The AAC is pleased to announce the recipients of the 2018 Cutting Edge Grant. This grant seeks to fund individuals planning expeditions to remote areas featuring unexplored mountain ranges, unclimbed peaks, difficult new routes, first free ascents, or similar world-class pursuits. Objectives featuring a low-impact style and leave-no-trace mentality are looked upon with favor. For the 2018 grant cycle, the AAC received awarded $20,000 to four recipients:
Kurt Ross ($6,000) to visit a seldom traveled region within the eastern Pakistani
Karakoram to establish a first ascent on the unclimbed peak, Karmading Brakk via
the Lachit Valley. This 6000m peak is an untouched gem, so striking it certainly
would have been previously attempted had it not been for historically restrictive
military control in the area. With these military restricts lifted, and the government
currently granting permits to climbers, Kurt and his team are ready for action.
Alan Rousseau ($6,000) to attempt the remote north face of Chiling II (6400m), in
Zanskar-Kashmir- Kishtwar region of Himal India. With a difficult, mostly
unsupported approach and hard climbing at altitude, this objective represents a
step forward in Alan’s climbing and likely one of the harder north faces he and his
team have ever attempted.
Whitney Clark ($5,000) to lead an all-woman team to the Zanskar-Kashmir-
Kishtwar region of Himal India to attempt the main summit of Arjuna’s (6230m)
West Face. Their chosen route takes the team up a steep 1400m unclimbed buttress, which lies to the left of all current established routes. The peak is accessed via a complex icefall, followed by technical high-alpine climbing. It is their goal to climb the route free and operate in a fast, light ethic.
Ryan Johnson ($3,000) to travel to the Alaska Range to attempt the East Face of Mt. Hayes (4215m). Ryan attempted the line in 2013 but extreme cold and illness
shut down the expedition. The line on Hayes is primarily an ice hose, with a 600m
steep mixed section.
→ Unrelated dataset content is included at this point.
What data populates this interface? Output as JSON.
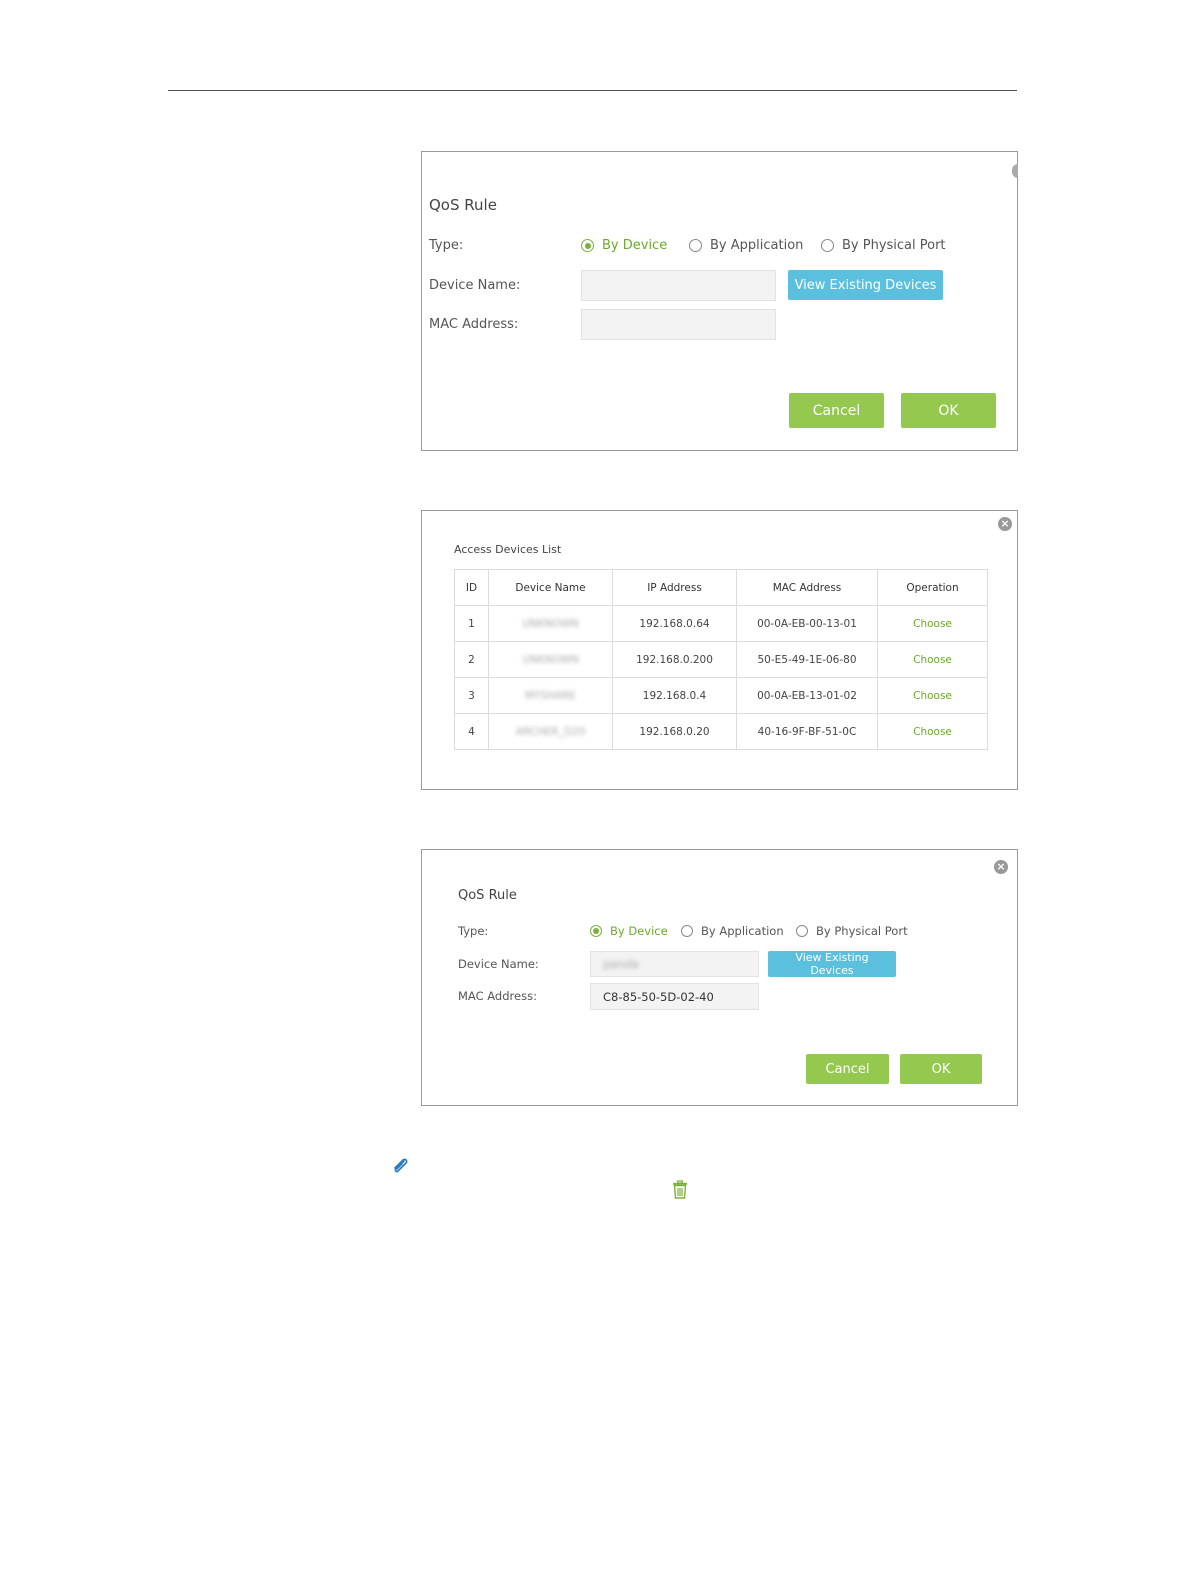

The Cutting Edge Grant is supported in part by Global Rescue, the world’s leading provider of integrated travel risk and evacuation memberships. CEG recipients are additionally awarded a one-year, full Global Rescue Membership—an upgrade to the standard AAC rescue coverage. Upgraded benefits include: $500,000 of rescue evacuation; repatriation back to the US; deployed Global Rescue Personnel; and more—a service intended to help AAC members climb hard and return home safely. For more information on Global Rescue and their memberships, visit: https://www.globalrescue.com/